**ASSIGNED TASK:**
What you return must match the entries exactly, except that the pictures are gone.

**MATERIAL PROVIDED:**

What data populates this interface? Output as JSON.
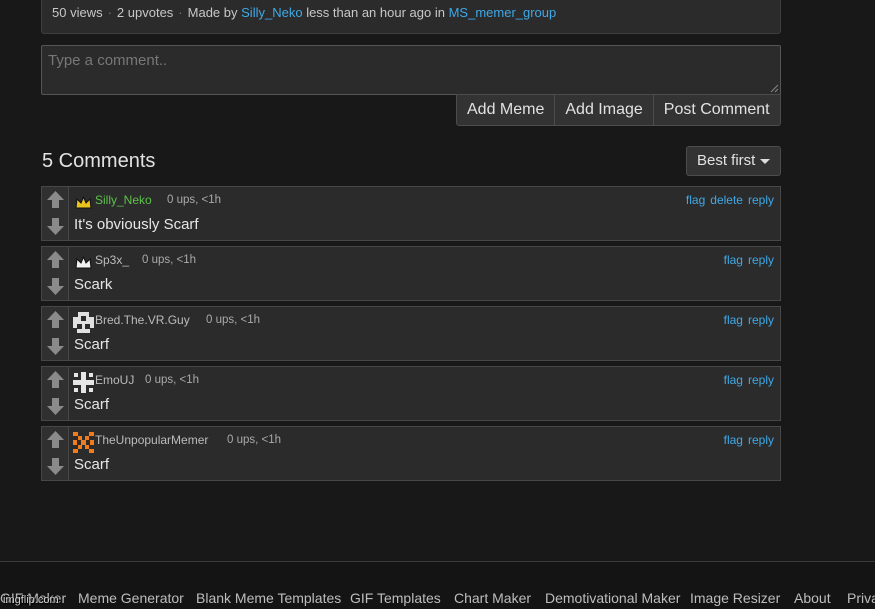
{
  "post_info": {
    "views": "50 views",
    "upvotes": "2 upvotes",
    "made_by_label": "Made by",
    "author": "Silly_Neko",
    "time_text": "less than an hour ago in",
    "stream": "MS_memer_group"
  },
  "comment_form": {
    "placeholder": "Type a comment..",
    "add_meme": "Add Meme",
    "add_image": "Add Image",
    "post_comment": "Post Comment"
  },
  "comments_header": {
    "count_text": "5 Comments",
    "sort_label": "Best first"
  },
  "comments": [
    {
      "username": "Silly_Neko",
      "meta": "0 ups, <1h",
      "text": "It's obviously Scarf",
      "actions": [
        "flag",
        "delete",
        "reply"
      ],
      "avatar": "crown-icon",
      "user_color": "#5dc14a"
    },
    {
      "username": "Sp3x_",
      "meta": "0 ups, <1h",
      "text": "Scark",
      "actions": [
        "flag",
        "reply"
      ],
      "avatar": "crown-icon"
    },
    {
      "username": "Bred.The.VR.Guy",
      "meta": "0 ups, <1h",
      "text": "Scarf",
      "actions": [
        "flag",
        "reply"
      ],
      "avatar": "pixel-avatar-icon"
    },
    {
      "username": "EmoUJ",
      "meta": "0 ups, <1h",
      "text": "Scarf",
      "actions": [
        "flag",
        "reply"
      ],
      "avatar": "pixel-avatar-icon"
    },
    {
      "username": "TheUnpopularMemer",
      "meta": "0 ups, <1h",
      "text": "Scarf",
      "actions": [
        "flag",
        "reply"
      ],
      "avatar": "pixel-avatar-icon"
    }
  ],
  "footer": {
    "links": [
      "GIF Maker",
      "Meme Generator",
      "Blank Meme Templates",
      "GIF Templates",
      "Chart Maker",
      "Demotivational Maker",
      "Image Resizer",
      "About",
      "Priva"
    ],
    "watermark": "imgflip.com"
  },
  "colors": {
    "link": "#3fa9e8",
    "op_username": "#5dc14a",
    "background": "#181818",
    "panel": "#2b2b2b"
  }
}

**TASK ANSWER:**
What data populates this interface? Output as JSON.
{
  "post_info": {
    "views": "50 views",
    "upvotes": "2 upvotes",
    "made_by_label": "Made by",
    "author": "Silly_Neko",
    "time_text": "less than an hour ago in",
    "stream": "MS_memer_group"
  },
  "comment_form": {
    "placeholder": "Type a comment..",
    "add_meme": "Add Meme",
    "add_image": "Add Image",
    "post_comment": "Post Comment"
  },
  "comments_header": {
    "count_text": "5 Comments",
    "sort_label": "Best first"
  },
  "comments": [
    {
      "username": "Silly_Neko",
      "meta": "0 ups, <1h",
      "text": "It's obviously Scarf",
      "actions": [
        "flag",
        "delete",
        "reply"
      ],
      "avatar": "crown-icon",
      "user_color": "#5dc14a"
    },
    {
      "username": "Sp3x_",
      "meta": "0 ups, <1h",
      "text": "Scark",
      "actions": [
        "flag",
        "reply"
      ],
      "avatar": "crown-icon"
    },
    {
      "username": "Bred.The.VR.Guy",
      "meta": "0 ups, <1h",
      "text": "Scarf",
      "actions": [
        "flag",
        "reply"
      ],
      "avatar": "pixel-avatar-icon"
    },
    {
      "username": "EmoUJ",
      "meta": "0 ups, <1h",
      "text": "Scarf",
      "actions": [
        "flag",
        "reply"
      ],
      "avatar": "pixel-avatar-icon"
    },
    {
      "username": "TheUnpopularMemer",
      "meta": "0 ups, <1h",
      "text": "Scarf",
      "actions": [
        "flag",
        "reply"
      ],
      "avatar": "pixel-avatar-icon"
    }
  ],
  "footer": {
    "links": [
      "GIF Maker",
      "Meme Generator",
      "Blank Meme Templates",
      "GIF Templates",
      "Chart Maker",
      "Demotivational Maker",
      "Image Resizer",
      "About",
      "Priva"
    ],
    "watermark": "imgflip.com"
  },
  "colors": {
    "link": "#3fa9e8",
    "op_username": "#5dc14a",
    "background": "#181818",
    "panel": "#2b2b2b"
  }
}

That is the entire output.